**Aim of the exercise**
Each line below should be repeated exactly as written, with no pictures carried over.

═══ Given information

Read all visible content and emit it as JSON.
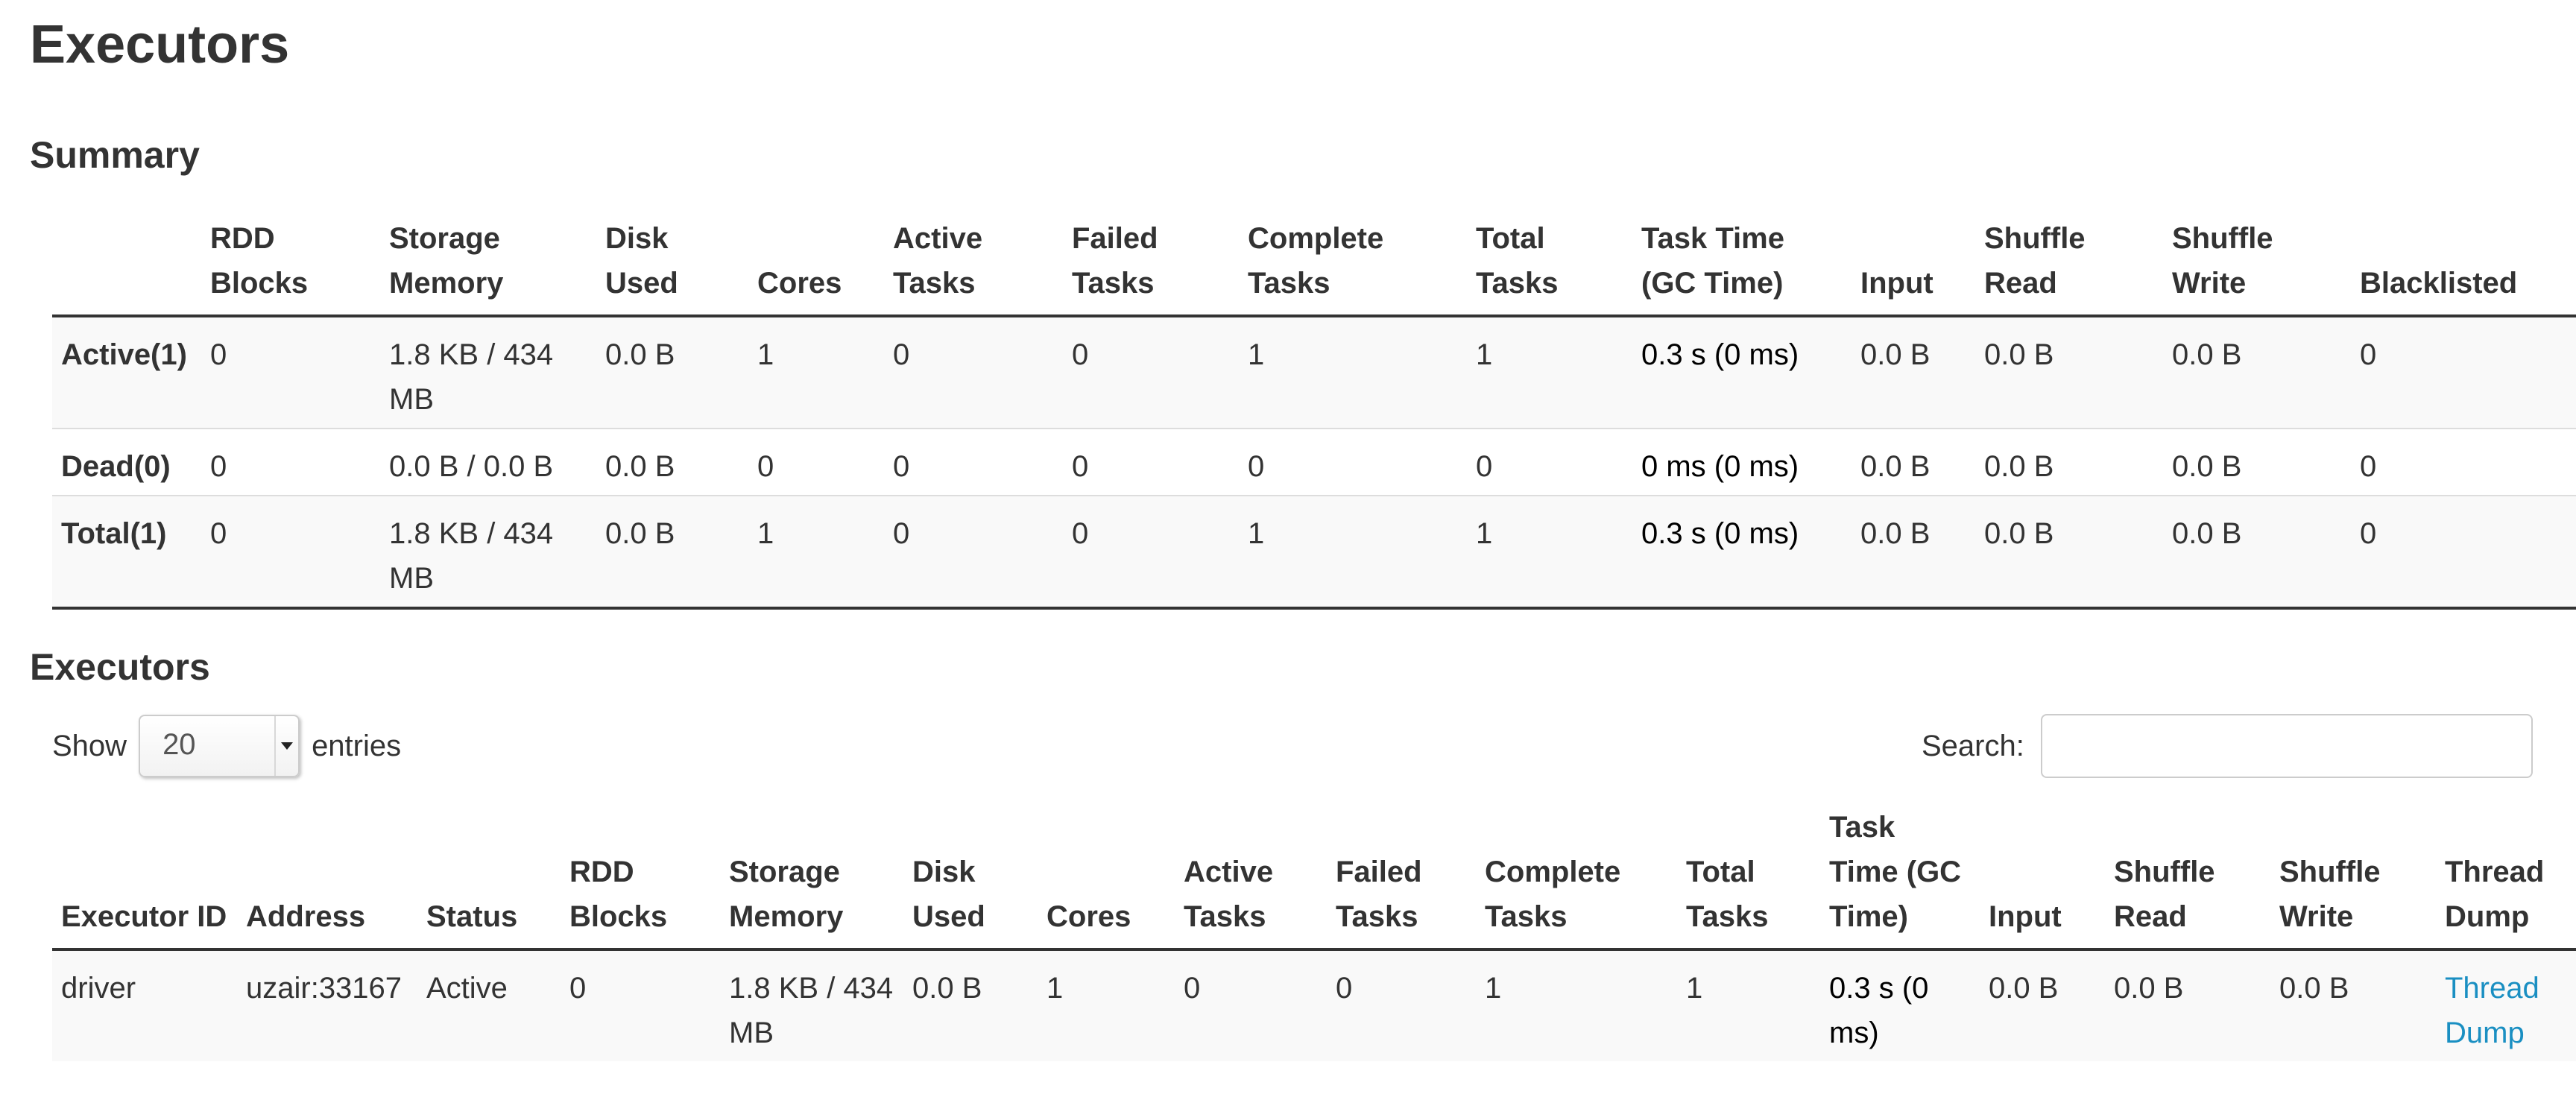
{
  "page": {
    "title": "Executors"
  },
  "summary": {
    "heading": "Summary",
    "columns": [
      [
        "",
        ""
      ],
      [
        "RDD",
        "Blocks"
      ],
      [
        "Storage",
        "Memory"
      ],
      [
        "Disk",
        "Used"
      ],
      [
        "",
        "Cores"
      ],
      [
        "Active",
        "Tasks"
      ],
      [
        "Failed",
        "Tasks"
      ],
      [
        "Complete",
        "Tasks"
      ],
      [
        "Total",
        "Tasks"
      ],
      [
        "Task Time",
        "(GC Time)"
      ],
      [
        "",
        "Input"
      ],
      [
        "Shuffle",
        "Read"
      ],
      [
        "Shuffle",
        "Write"
      ],
      [
        "",
        "Blacklisted"
      ]
    ],
    "rows": [
      [
        "Active(1)",
        "0",
        "1.8 KB / 434 MB",
        "0.0 B",
        "1",
        "0",
        "0",
        "1",
        "1",
        "0.3 s (0 ms)",
        "0.0 B",
        "0.0 B",
        "0.0 B",
        "0"
      ],
      [
        "Dead(0)",
        "0",
        "0.0 B / 0.0 B",
        "0.0 B",
        "0",
        "0",
        "0",
        "0",
        "0",
        "0 ms (0 ms)",
        "0.0 B",
        "0.0 B",
        "0.0 B",
        "0"
      ],
      [
        "Total(1)",
        "0",
        "1.8 KB / 434 MB",
        "0.0 B",
        "1",
        "0",
        "0",
        "1",
        "1",
        "0.3 s (0 ms)",
        "0.0 B",
        "0.0 B",
        "0.0 B",
        "0"
      ]
    ]
  },
  "executors": {
    "heading": "Executors",
    "show_label": "Show",
    "entries_value": "20",
    "entries_label": "entries",
    "search_label": "Search:",
    "search_value": "",
    "columns": [
      "Executor ID",
      "Address",
      "Status",
      "RDD Blocks",
      "Storage Memory",
      "Disk Used",
      "Cores",
      "Active Tasks",
      "Failed Tasks",
      "Complete Tasks",
      "Total Tasks",
      "Task Time (GC Time)",
      "Input",
      "Shuffle Read",
      "Shuffle Write",
      "Thread Dump"
    ],
    "rows": [
      [
        "driver",
        "uzair:33167",
        "Active",
        "0",
        "1.8 KB / 434 MB",
        "0.0 B",
        "1",
        "0",
        "0",
        "1",
        "1",
        "0.3 s (0 ms)",
        "0.0 B",
        "0.0 B",
        "0.0 B",
        "Thread Dump"
      ]
    ]
  },
  "colors": {
    "link": "#1a8fc2",
    "stripe": "#f9f9f9",
    "border": "#333333"
  }
}
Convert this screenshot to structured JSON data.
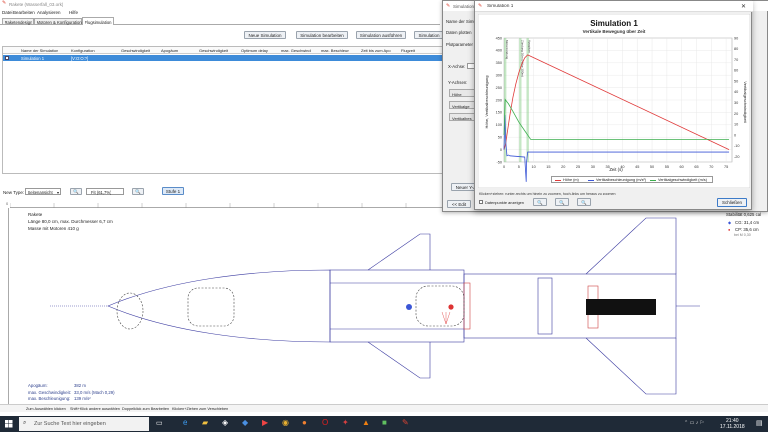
{
  "main_window": {
    "title": "Rakete (Wasserfall_03.ork)",
    "menu": [
      "Datei",
      "Bearbeiten",
      "Analysieren",
      "Hilfe"
    ],
    "tabs": [
      "Raketendesign",
      "Motoren & Konfiguration",
      "Flugsimulation"
    ],
    "sim_buttons": [
      "Neue Simulation",
      "Simulation bearbeiten",
      "Simulation ausführen",
      "Simulation"
    ],
    "table": {
      "headers": [
        "Name der Simulation",
        "Konfiguration",
        "Geschwindigkeit",
        "Apogäum",
        "Geschwindigkeit",
        "Optimum delay",
        "max. Geschwindi",
        "max. Beschleun",
        "Zeit bis zum Apo",
        "Flugzeit"
      ],
      "rows": [
        [
          "Simulation 1",
          "[V:O:O:?]",
          "",
          "",
          "",
          "",
          "",
          "",
          "",
          ""
        ]
      ]
    },
    "view_type_label": "New Type:",
    "view_type_value": "Seitenansicht",
    "zoom_value": "Fit (61,7%)",
    "stage_button": "Stufe 1",
    "rocket_name": "Rakete",
    "rocket_dims": "Länge 80,0 cm, max. Durchmesser 6,7 cm",
    "rocket_mass": "Masse mit Motoren 410 g",
    "stability": "Stabilität 0,625 cal",
    "cg": "CG: 31,4 cm",
    "cp": "CP: 35,6 cm",
    "mach": "bei M 0,30",
    "results": [
      {
        "label": "Apogäum:",
        "value": "382 m"
      },
      {
        "label": "max. Geschwindigkeit:",
        "value": "33,0 m/s  (Mach 0,29)"
      },
      {
        "label": "max. Beschleunigung:",
        "value": "139 m/s²"
      }
    ],
    "status_hints": [
      "Zum Auswählen klicken",
      "Shift+Klick andere auswählen",
      "Doppelklick zum Bearbeiten",
      "Klicken+Ziehen zum Verschieben"
    ],
    "ruler_labels": [
      "0",
      "10",
      "20",
      "30",
      "40",
      "50",
      "60",
      "70",
      "80",
      "90",
      "100",
      "110",
      "120",
      "130",
      "140",
      "150",
      "160"
    ]
  },
  "sim_dialog": {
    "title": "Simulation",
    "labels": [
      "Name der Simulation",
      "Daten plotten",
      "Plotparameter",
      "X-Achse:",
      "Y-Achsen:",
      "Höhe",
      "Vertikalge",
      "Vertikalbes"
    ],
    "new_y_button": "Neuer Y-A",
    "back_button": "<< Edit"
  },
  "plot_window": {
    "title": "Simulation 1",
    "close_button": "Schließen",
    "hint": "Klicken+ziehen: runter-rechts um hinein zu zoomen, hoch-links um heraus zu zoomen",
    "checkbox_label": "Datenpunkte anzeigen"
  },
  "chart_data": {
    "type": "line",
    "title": "Simulation 1",
    "subtitle": "Vertikale Bewegung über Zeit",
    "xlabel": "Zeit (s)",
    "ylabel_left": "Höhe, Vertikalbeschleunigung",
    "ylabel_right": "Vertikalgeschwindigkeit",
    "xlim": [
      0,
      77
    ],
    "ylim_left": [
      -50,
      450
    ],
    "ylim_right": [
      -25,
      90
    ],
    "x_ticks": [
      0,
      5,
      10,
      15,
      20,
      25,
      30,
      35,
      40,
      45,
      50,
      55,
      60,
      65,
      70,
      75
    ],
    "y_ticks_left": [
      -50,
      0,
      50,
      100,
      150,
      200,
      250,
      300,
      350,
      400,
      450
    ],
    "y_ticks_right": [
      -20,
      -10,
      0,
      10,
      20,
      30,
      40,
      50,
      60,
      70,
      80,
      90
    ],
    "event_labels": [
      "Motorzündung",
      "Zündung 30m (Höhe 300m)",
      "Apogäum"
    ],
    "series": [
      {
        "name": "Höhe (m)",
        "color": "#e03a3a",
        "axis": "left",
        "x": [
          0,
          0.5,
          1,
          2,
          3,
          4,
          5,
          6,
          7,
          8,
          76
        ],
        "y": [
          0,
          20,
          60,
          140,
          210,
          265,
          310,
          345,
          370,
          382,
          0
        ]
      },
      {
        "name": "Vertikalbeschleunigung (m/s²)",
        "color": "#3b56d6",
        "axis": "left",
        "x": [
          0,
          0.3,
          0.6,
          1,
          1.5,
          2,
          7,
          7.5,
          7.6,
          8,
          76
        ],
        "y": [
          0,
          140,
          30,
          -25,
          -22,
          -25,
          -30,
          -130,
          -50,
          -10,
          -10
        ]
      },
      {
        "name": "Vertikalgeschwindigkeit (m/s)",
        "color": "#3cae4e",
        "axis": "right",
        "x": [
          0,
          0.4,
          1.5,
          3,
          5,
          7,
          8,
          9,
          76
        ],
        "y": [
          0,
          33,
          29,
          22,
          12,
          4,
          0,
          -4,
          -4
        ]
      }
    ]
  },
  "taskbar": {
    "search_placeholder": "Zur Suche Text hier eingeben",
    "time": "21:40",
    "date": "17.11.2018"
  }
}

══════

**Response to the exercise**
Read all visible content and emit it as JSON.
{
  "page": {
    "title": "Executors"
  },
  "summary": {
    "heading": "Summary",
    "columns": [
      [
        "",
        ""
      ],
      [
        "RDD",
        "Blocks"
      ],
      [
        "Storage",
        "Memory"
      ],
      [
        "Disk",
        "Used"
      ],
      [
        "",
        "Cores"
      ],
      [
        "Active",
        "Tasks"
      ],
      [
        "Failed",
        "Tasks"
      ],
      [
        "Complete",
        "Tasks"
      ],
      [
        "Total",
        "Tasks"
      ],
      [
        "Task Time",
        "(GC Time)"
      ],
      [
        "",
        "Input"
      ],
      [
        "Shuffle",
        "Read"
      ],
      [
        "Shuffle",
        "Write"
      ],
      [
        "",
        "Blacklisted"
      ]
    ],
    "rows": [
      [
        "Active(1)",
        "0",
        "1.8 KB / 434 MB",
        "0.0 B",
        "1",
        "0",
        "0",
        "1",
        "1",
        "0.3 s (0 ms)",
        "0.0 B",
        "0.0 B",
        "0.0 B",
        "0"
      ],
      [
        "Dead(0)",
        "0",
        "0.0 B / 0.0 B",
        "0.0 B",
        "0",
        "0",
        "0",
        "0",
        "0",
        "0 ms (0 ms)",
        "0.0 B",
        "0.0 B",
        "0.0 B",
        "0"
      ],
      [
        "Total(1)",
        "0",
        "1.8 KB / 434 MB",
        "0.0 B",
        "1",
        "0",
        "0",
        "1",
        "1",
        "0.3 s (0 ms)",
        "0.0 B",
        "0.0 B",
        "0.0 B",
        "0"
      ]
    ]
  },
  "executors": {
    "heading": "Executors",
    "show_label": "Show",
    "entries_value": "20",
    "entries_label": "entries",
    "search_label": "Search:",
    "search_value": "",
    "columns": [
      "Executor ID",
      "Address",
      "Status",
      "RDD Blocks",
      "Storage Memory",
      "Disk Used",
      "Cores",
      "Active Tasks",
      "Failed Tasks",
      "Complete Tasks",
      "Total Tasks",
      "Task Time (GC Time)",
      "Input",
      "Shuffle Read",
      "Shuffle Write",
      "Thread Dump"
    ],
    "rows": [
      [
        "driver",
        "uzair:33167",
        "Active",
        "0",
        "1.8 KB / 434 MB",
        "0.0 B",
        "1",
        "0",
        "0",
        "1",
        "1",
        "0.3 s (0 ms)",
        "0.0 B",
        "0.0 B",
        "0.0 B",
        "Thread Dump"
      ]
    ]
  },
  "colors": {
    "link": "#1a8fc2",
    "stripe": "#f9f9f9",
    "border": "#333333"
  }
}
Convert this screenshot to structured JSON data.
{
  "main_window": {
    "title": "Rakete (Wasserfall_03.ork)",
    "menu": [
      "Datei",
      "Bearbeiten",
      "Analysieren",
      "Hilfe"
    ],
    "tabs": [
      "Raketendesign",
      "Motoren & Konfiguration",
      "Flugsimulation"
    ],
    "sim_buttons": [
      "Neue Simulation",
      "Simulation bearbeiten",
      "Simulation ausführen",
      "Simulation"
    ],
    "table": {
      "headers": [
        "Name der Simulation",
        "Konfiguration",
        "Geschwindigkeit",
        "Apogäum",
        "Geschwindigkeit",
        "Optimum delay",
        "max. Geschwindi",
        "max. Beschleun",
        "Zeit bis zum Apo",
        "Flugzeit"
      ],
      "rows": [
        [
          "Simulation 1",
          "[V:O:O:?]",
          "",
          "",
          "",
          "",
          "",
          "",
          "",
          ""
        ]
      ]
    },
    "view_type_label": "New Type:",
    "view_type_value": "Seitenansicht",
    "zoom_value": "Fit (61,7%)",
    "stage_button": "Stufe 1",
    "rocket_name": "Rakete",
    "rocket_dims": "Länge 80,0 cm, max. Durchmesser 6,7 cm",
    "rocket_mass": "Masse mit Motoren 410 g",
    "stability": "Stabilität 0,625 cal",
    "cg": "CG: 31,4 cm",
    "cp": "CP: 35,6 cm",
    "mach": "bei M 0,30",
    "results": [
      {
        "label": "Apogäum:",
        "value": "382 m"
      },
      {
        "label": "max. Geschwindigkeit:",
        "value": "33,0 m/s  (Mach 0,29)"
      },
      {
        "label": "max. Beschleunigung:",
        "value": "139 m/s²"
      }
    ],
    "status_hints": [
      "Zum Auswählen klicken",
      "Shift+Klick andere auswählen",
      "Doppelklick zum Bearbeiten",
      "Klicken+Ziehen zum Verschieben"
    ],
    "ruler_labels": [
      "0",
      "10",
      "20",
      "30",
      "40",
      "50",
      "60",
      "70",
      "80",
      "90",
      "100",
      "110",
      "120",
      "130",
      "140",
      "150",
      "160"
    ]
  },
  "sim_dialog": {
    "title": "Simulation",
    "labels": [
      "Name der Simulation",
      "Daten plotten",
      "Plotparameter",
      "X-Achse:",
      "Y-Achsen:",
      "Höhe",
      "Vertikalge",
      "Vertikalbes"
    ],
    "new_y_button": "Neuer Y-A",
    "back_button": "<< Edit"
  },
  "plot_window": {
    "title": "Simulation 1",
    "close_button": "Schließen",
    "hint": "Klicken+ziehen: runter-rechts um hinein zu zoomen, hoch-links um heraus zu zoomen",
    "checkbox_label": "Datenpunkte anzeigen"
  },
  "chart_data": {
    "type": "line",
    "title": "Simulation 1",
    "subtitle": "Vertikale Bewegung über Zeit",
    "xlabel": "Zeit (s)",
    "ylabel_left": "Höhe, Vertikalbeschleunigung",
    "ylabel_right": "Vertikalgeschwindigkeit",
    "xlim": [
      0,
      77
    ],
    "ylim_left": [
      -50,
      450
    ],
    "ylim_right": [
      -25,
      90
    ],
    "x_ticks": [
      0,
      5,
      10,
      15,
      20,
      25,
      30,
      35,
      40,
      45,
      50,
      55,
      60,
      65,
      70,
      75
    ],
    "y_ticks_left": [
      -50,
      0,
      50,
      100,
      150,
      200,
      250,
      300,
      350,
      400,
      450
    ],
    "y_ticks_right": [
      -20,
      -10,
      0,
      10,
      20,
      30,
      40,
      50,
      60,
      70,
      80,
      90
    ],
    "event_labels": [
      "Motorzündung",
      "Zündung 30m (Höhe 300m)",
      "Apogäum"
    ],
    "series": [
      {
        "name": "Höhe (m)",
        "color": "#e03a3a",
        "axis": "left",
        "x": [
          0,
          0.5,
          1,
          2,
          3,
          4,
          5,
          6,
          7,
          8,
          76
        ],
        "y": [
          0,
          20,
          60,
          140,
          210,
          265,
          310,
          345,
          370,
          382,
          0
        ]
      },
      {
        "name": "Vertikalbeschleunigung (m/s²)",
        "color": "#3b56d6",
        "axis": "left",
        "x": [
          0,
          0.3,
          0.6,
          1,
          1.5,
          2,
          7,
          7.5,
          7.6,
          8,
          76
        ],
        "y": [
          0,
          140,
          30,
          -25,
          -22,
          -25,
          -30,
          -130,
          -50,
          -10,
          -10
        ]
      },
      {
        "name": "Vertikalgeschwindigkeit (m/s)",
        "color": "#3cae4e",
        "axis": "right",
        "x": [
          0,
          0.4,
          1.5,
          3,
          5,
          7,
          8,
          9,
          76
        ],
        "y": [
          0,
          33,
          29,
          22,
          12,
          4,
          0,
          -4,
          -4
        ]
      }
    ]
  },
  "taskbar": {
    "search_placeholder": "Zur Suche Text hier eingeben",
    "time": "21:40",
    "date": "17.11.2018"
  }
}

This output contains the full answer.